Last week, Mastercard issued letters to payment processors and banks, directing them to disallow marijuana-related transactions on the company’s debit cards.1 This move results from the conflict between state-level cannabis legalization and ongoing federal policy of criminalization, creating a challenging, complex and constantly evolving situation for the industry. Even as cannabis has become legal under the laws of 38 states, payment options are dwindling, forcing cannabis companies to rely on the risky medium of cash or to improvise using less well-known solutions than debit and credit cards.
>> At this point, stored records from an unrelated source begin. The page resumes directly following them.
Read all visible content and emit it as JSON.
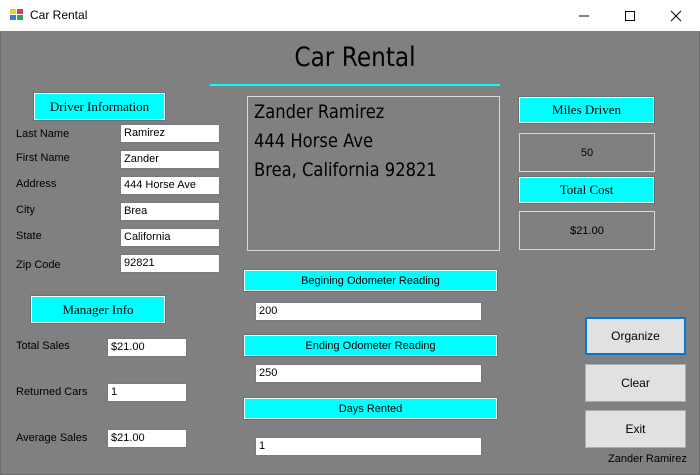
{
  "window": {
    "title": "Car Rental",
    "icon": "app-form-icon",
    "controls": [
      "minimize-icon",
      "maximize-icon",
      "close-icon"
    ]
  },
  "header": {
    "title": "Car Rental"
  },
  "driver": {
    "section_label": "Driver Information",
    "fields": [
      {
        "label": "Last Name",
        "value": "Ramirez"
      },
      {
        "label": "First Name",
        "value": "Zander"
      },
      {
        "label": "Address",
        "value": "444 Horse Ave"
      },
      {
        "label": "City",
        "value": "Brea"
      },
      {
        "label": "State",
        "value": "California"
      },
      {
        "label": "Zip Code",
        "value": "92821"
      }
    ]
  },
  "manager": {
    "section_label": "Manager Info",
    "fields": [
      {
        "label": "Total Sales",
        "value": "$21.00"
      },
      {
        "label": "Returned Cars",
        "value": "1"
      },
      {
        "label": "Average Sales",
        "value": "$21.00"
      }
    ]
  },
  "address_display": {
    "lines": [
      "Zander Ramirez",
      "444 Horse Ave",
      "Brea, California 92821"
    ]
  },
  "odometer": {
    "begin_label": "Begining Odometer Reading",
    "begin_value": "200",
    "end_label": "Ending Odometer Reading",
    "end_value": "250",
    "days_label": "Days Rented",
    "days_value": "1"
  },
  "results": {
    "miles_label": "Miles Driven",
    "miles_value": "50",
    "cost_label": "Total Cost",
    "cost_value": "$21.00"
  },
  "buttons": {
    "organize": "Organize",
    "clear": "Clear",
    "exit": "Exit"
  },
  "credit": "Zander Ramirez",
  "colors": {
    "accent": "#00ffff",
    "background": "#808080",
    "focus_border": "#0078d7"
  }
}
On July 26, 2023, Mastercard instructed financial institutions providing payment services to cannabis merchants to terminate such activities immediately. Mastercard explained that its rules require customers to use its services only for “lawful activities.” The United States federal government still considers cannabis sales illegal under the Controlled Substances Act, so cannabis transactions are not permitted under Mastercard’s rules.
Mastercard is not the first financial institution to take this step. In 2021, Visa issued a memo halting the use of cashless ATMs at cannabis dispensary checkouts. “Cashless ATMs are primarily marketed to merchant types that are unable to obtain payment services—whether due to the Visa Rules, the rules of other networks, or legal or regulatory prohibitions,” Visa’s memo stated. “Therefore, supporting this scheme affects the integrity of VisaNet and the Plus network, as well as the Visa payment system.”
Impact on the Cannabis Industry and Payments
The Visa and Mastercard policy directives create difficult challenges for the cannabis industry. The ambiguous status of cashless transactions means that a majority of marijuana businesses continue to operate cash-only models. This makes them highly susceptible to robberies, especially during the transportation of large sums of cash for deposits and the transfer of cannabis products.2 After a recent uptick in robberies, there has also been an increase in alternative payment forms such as ACH payments, e-checks using ACH rails, digital wallet purchases, Bitcoin exchanges, and debit card purchases made through non-Mastercard or Visa financial institutions. All of these alternatives come with their own security, compliance, and customer-convenience issues.
If you are a cannabis operator scrambling to figure out how to proceed or if you are a cannabis fintech company looking for guidance on how to comply with the fallout from this decision or to help mitigate risks, Prince Lobel Tye attorneys are experienced in navigating these complex matters and are here to help advise you. Please reach out to Max Riffin or anyone on the Prince Lobel Tye LLP Cannabis team.
With thanks to Alexander Hymowitz for his work on this alert.
1 Kary, T. (2023, July 26). Mastercard demands shutdown of marijuana purchases on its debit cards. Bloomberg. https://www.bloomberg.com/news/articles/2023-07-26/how-to-buy-pot-not-with-a-mastercard-ma-debit-card-company-says
2 The Associated Press. (2022, April 20). Pot shop robberies are fueling calls for a U.S. banking bill. NPR. https://www.npr.org/2022/04/20/1093841615/pot-shop-robberies-are-fueling-calls-for-a-u-s-banking-bill